▸ Your objective: Within these entries, which lines include the string "html"? Copy each one.

▸ Data:
Content starts

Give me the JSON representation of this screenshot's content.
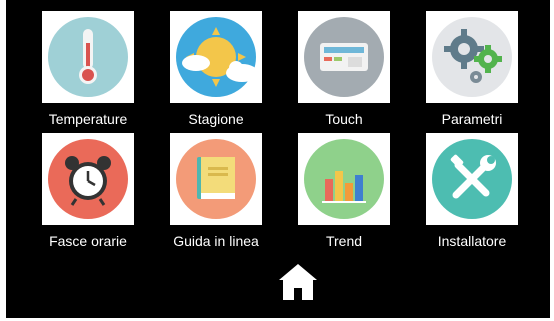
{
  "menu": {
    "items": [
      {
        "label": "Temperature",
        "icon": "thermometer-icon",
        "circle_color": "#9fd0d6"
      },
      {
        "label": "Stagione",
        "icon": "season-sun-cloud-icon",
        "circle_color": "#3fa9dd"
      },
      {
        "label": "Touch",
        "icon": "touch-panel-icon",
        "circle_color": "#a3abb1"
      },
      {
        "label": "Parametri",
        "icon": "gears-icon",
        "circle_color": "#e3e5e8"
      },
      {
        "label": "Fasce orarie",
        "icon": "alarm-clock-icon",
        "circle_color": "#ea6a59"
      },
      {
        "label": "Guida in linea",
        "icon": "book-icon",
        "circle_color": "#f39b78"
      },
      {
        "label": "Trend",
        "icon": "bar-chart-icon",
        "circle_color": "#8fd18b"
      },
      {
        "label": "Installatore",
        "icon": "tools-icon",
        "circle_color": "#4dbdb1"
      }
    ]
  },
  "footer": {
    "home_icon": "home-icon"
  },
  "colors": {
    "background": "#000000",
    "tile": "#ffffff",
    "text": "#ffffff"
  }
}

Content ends
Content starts

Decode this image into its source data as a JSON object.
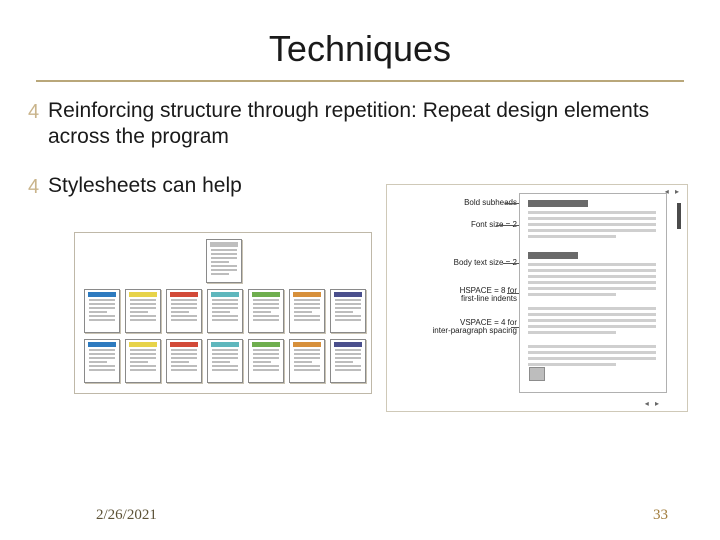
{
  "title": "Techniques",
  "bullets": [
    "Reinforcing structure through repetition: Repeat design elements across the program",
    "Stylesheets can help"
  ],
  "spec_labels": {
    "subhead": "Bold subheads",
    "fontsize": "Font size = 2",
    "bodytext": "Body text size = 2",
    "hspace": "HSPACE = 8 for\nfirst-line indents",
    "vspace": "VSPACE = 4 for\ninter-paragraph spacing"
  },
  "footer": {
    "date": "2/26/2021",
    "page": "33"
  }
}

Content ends
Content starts

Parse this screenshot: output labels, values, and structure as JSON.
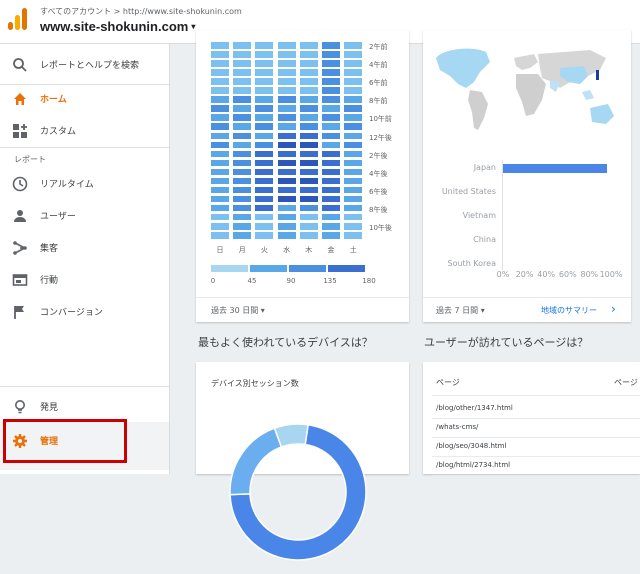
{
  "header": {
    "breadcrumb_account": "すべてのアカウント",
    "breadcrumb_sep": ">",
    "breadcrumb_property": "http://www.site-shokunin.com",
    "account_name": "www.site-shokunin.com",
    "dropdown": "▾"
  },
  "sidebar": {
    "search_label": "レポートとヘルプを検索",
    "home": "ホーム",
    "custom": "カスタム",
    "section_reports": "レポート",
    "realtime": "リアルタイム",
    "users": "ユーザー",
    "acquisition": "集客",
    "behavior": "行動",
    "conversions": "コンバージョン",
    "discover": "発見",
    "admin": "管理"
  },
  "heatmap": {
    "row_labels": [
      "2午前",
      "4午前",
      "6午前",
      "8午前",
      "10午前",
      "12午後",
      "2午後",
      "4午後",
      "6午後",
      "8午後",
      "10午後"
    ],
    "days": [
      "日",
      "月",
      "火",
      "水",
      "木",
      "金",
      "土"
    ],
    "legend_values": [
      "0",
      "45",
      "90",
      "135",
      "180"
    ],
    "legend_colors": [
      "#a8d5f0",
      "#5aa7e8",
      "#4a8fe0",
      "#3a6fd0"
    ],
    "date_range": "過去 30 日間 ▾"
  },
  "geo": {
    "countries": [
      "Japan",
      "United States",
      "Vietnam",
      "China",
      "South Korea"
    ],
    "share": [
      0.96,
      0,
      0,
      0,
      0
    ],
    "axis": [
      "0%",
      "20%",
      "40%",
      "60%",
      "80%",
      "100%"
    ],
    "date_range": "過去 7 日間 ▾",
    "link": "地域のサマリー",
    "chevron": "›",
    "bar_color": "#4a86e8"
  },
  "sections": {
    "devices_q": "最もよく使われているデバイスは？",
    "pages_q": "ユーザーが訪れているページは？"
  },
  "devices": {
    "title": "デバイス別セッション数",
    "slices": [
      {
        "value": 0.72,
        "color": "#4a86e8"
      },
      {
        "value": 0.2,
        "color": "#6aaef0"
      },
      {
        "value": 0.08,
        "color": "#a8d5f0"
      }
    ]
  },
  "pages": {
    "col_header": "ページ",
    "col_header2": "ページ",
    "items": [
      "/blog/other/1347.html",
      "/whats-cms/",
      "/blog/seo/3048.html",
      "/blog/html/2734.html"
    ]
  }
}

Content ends

▸ Exercise output:
      "/blog/other/1347.html",
      "/blog/seo/3048.html",
      "/blog/html/2734.html"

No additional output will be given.